Above that, at 2 o’clock, is the pusher used to activate and deactivate the alarm. The alarm is automatically deactivated once it’s finished chiming but you can cut it short by using this pusher. On the other side of the case are two additional pushers at 8 and 10 o’clock. These allow you to move the local time hour hand forward or backwards in one-hour increments. All three pushers are fitted with Patek’s patented Interlock safety system. This means that before a pusher can be actuated, it must be unlocked with a quarter turn. A quarter turn in the opposite direction locks the pusher again.
Despite its slightly more casual, aviation-inspired appearance, it’s important to remember the Ref. 5520P is a Grand Complication. As such, while you may initially assume the case is steel, it is actually platinum, the most precious of the noble metals and also one of the most difficult to machine. Its dimensions are very similar to that of the Ref. 5524, with a diameter of 42.2 mm and a height of 11.57 mm – a fraction of a millimetre more here and there, that’s about it. That’s particularly impressive when you consider how much more complex the movement inside is.

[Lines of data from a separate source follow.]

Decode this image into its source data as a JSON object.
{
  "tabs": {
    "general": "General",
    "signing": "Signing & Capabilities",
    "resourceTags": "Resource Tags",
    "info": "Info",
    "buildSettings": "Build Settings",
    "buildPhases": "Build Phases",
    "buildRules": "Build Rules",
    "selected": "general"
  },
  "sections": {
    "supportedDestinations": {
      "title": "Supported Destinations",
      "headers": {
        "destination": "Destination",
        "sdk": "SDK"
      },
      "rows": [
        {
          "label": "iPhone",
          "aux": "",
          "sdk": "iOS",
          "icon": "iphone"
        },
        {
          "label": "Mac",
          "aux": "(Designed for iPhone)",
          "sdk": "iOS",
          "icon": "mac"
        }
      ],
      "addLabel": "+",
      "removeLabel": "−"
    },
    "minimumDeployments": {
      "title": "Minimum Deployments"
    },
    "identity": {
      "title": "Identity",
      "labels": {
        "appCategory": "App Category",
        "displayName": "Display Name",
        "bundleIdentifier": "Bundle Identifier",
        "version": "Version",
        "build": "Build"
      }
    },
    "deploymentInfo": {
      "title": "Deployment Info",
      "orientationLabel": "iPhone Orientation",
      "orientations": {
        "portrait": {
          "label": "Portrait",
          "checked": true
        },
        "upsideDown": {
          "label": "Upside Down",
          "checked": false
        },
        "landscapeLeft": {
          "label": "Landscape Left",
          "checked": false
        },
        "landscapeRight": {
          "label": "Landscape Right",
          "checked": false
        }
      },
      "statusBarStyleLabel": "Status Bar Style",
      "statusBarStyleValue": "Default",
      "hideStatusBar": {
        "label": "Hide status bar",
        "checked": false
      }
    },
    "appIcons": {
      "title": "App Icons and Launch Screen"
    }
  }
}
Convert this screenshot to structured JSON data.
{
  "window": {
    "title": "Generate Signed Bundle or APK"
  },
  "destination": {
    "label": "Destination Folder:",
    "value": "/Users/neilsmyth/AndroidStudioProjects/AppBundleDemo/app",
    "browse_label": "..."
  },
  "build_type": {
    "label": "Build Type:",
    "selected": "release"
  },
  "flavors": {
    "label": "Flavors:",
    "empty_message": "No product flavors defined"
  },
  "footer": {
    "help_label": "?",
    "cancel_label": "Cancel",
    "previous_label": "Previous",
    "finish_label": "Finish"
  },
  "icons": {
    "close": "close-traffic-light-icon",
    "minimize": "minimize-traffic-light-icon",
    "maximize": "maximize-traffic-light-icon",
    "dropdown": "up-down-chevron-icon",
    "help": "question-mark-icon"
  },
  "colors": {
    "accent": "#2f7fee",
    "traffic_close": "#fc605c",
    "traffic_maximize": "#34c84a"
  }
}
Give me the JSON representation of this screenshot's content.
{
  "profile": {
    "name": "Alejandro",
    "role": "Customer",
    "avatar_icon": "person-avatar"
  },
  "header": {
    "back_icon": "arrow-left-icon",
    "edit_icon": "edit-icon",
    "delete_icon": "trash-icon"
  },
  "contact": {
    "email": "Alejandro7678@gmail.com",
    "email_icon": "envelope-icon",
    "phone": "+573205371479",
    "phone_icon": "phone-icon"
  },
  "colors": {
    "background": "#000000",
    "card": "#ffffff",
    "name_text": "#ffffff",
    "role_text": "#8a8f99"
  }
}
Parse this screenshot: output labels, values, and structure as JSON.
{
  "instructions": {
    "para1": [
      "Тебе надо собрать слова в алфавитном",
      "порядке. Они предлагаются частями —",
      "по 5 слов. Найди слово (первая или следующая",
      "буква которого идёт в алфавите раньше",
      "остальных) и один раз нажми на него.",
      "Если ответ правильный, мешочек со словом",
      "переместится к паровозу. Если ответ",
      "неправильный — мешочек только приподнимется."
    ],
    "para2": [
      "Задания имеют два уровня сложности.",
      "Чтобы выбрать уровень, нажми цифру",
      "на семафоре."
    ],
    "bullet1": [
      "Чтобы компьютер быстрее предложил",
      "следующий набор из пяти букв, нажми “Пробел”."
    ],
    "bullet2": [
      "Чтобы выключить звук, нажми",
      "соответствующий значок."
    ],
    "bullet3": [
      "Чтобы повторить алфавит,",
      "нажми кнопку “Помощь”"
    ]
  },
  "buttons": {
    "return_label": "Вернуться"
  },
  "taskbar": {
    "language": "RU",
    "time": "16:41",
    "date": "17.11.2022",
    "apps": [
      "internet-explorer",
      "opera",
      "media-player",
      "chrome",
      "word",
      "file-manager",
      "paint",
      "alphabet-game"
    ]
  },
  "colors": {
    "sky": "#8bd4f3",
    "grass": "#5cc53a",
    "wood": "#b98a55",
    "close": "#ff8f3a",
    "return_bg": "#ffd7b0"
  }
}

The case is cold-formed with a high-tonnage press from a blank in platinum, followed by precision machining and elaborate polishing in-house. The bezel and lugs are integrated into the case, with the former being slightly bevelled while the latter are slightly curved for a comfortable fit on the wrist. As with all Patek Philippe platinum watches, there is a diamond set in the case flank at 6 o’clock. Not surprisingly, the case is absolutely gorgeous in the metal. The finishing is superb and the attention to detail impeccable.
It’s also worth noting that this is Patek Philippe’s first chiming timepiece with a water-resistant case. To assure maximum sound quality, the gong for the alarm is attached directly to the caseband instead of the movement. This helps stops the sound waves from being muffled by the water-resistant case. Incidentally, locking or unlocking the pushers doesn’t affect the case’s water-resistance.
There is of course still one (or rather four) elephants in the room that simply can’t be ignored; the three pushers and one crown. At first glance, the design is very confronting, overwhelming even. I don’t really think there’s any other way to describe it. Is it a step too far? It’s tough to say. On the one hand, you could make the argument that this design is more symmetrical and therefore more balanced than the Ref. 5524. On the other hand… Let’s just say this watch has been incredibly polarising for a reason. To be fair it’s not as uncomfortable on the wrist as you might expect. Just don’t expect to be able to subtly slide it away under your shirt cuff.
The Ref. 5520P is worn on a matte black calfskin leather strap, hand-stitched with contrast stitching. Comfortable against the skin, it’s the right choice for what is already a very eye-catching watch.
Overall, I found the Patek Philippe Alarm Travel Time 5520P to be a surprising and intriguing watch. Here is a highly complex grand complication timepiece that is actually surprisingly logical and easy to operate. It’s also refreshing to see something a little more unconventional in terms of the design. I don’t love the four pusher/crown set-up but then again, I’m not the target audience for this type of watch. Price is CHF 200,000 and availability will be, as you can imagine, limited.
This thing looks like a tribute to Tumours.
The wrist shot really highlights how impractical it is to wear. Those pushers will dig into the wearer’s wrist on either side.
Maybe its just my EOD background, but it looks like a contact mine!
Ill bet in a year or so they come out with smooth pushers and central winding.
And am I the only one who found the video lacking something rather important? Could be Im deaf, but did they not include the sound of the alarm?
Unlike some of the other ultra high priced “Premium” watch manufacturers this is something special. Instantly visually appealing. Very clear , even with five hands and two windows. Hard to see how to get the functionality without the pushers, short of having incredibly complex multifunction crown(s) which would limit the use the user would make of these extra functions.
It’s hard to isolate over Mr. Barat’s voice, but you can hear the alarm at ~3m25s onwards. Headphones really help.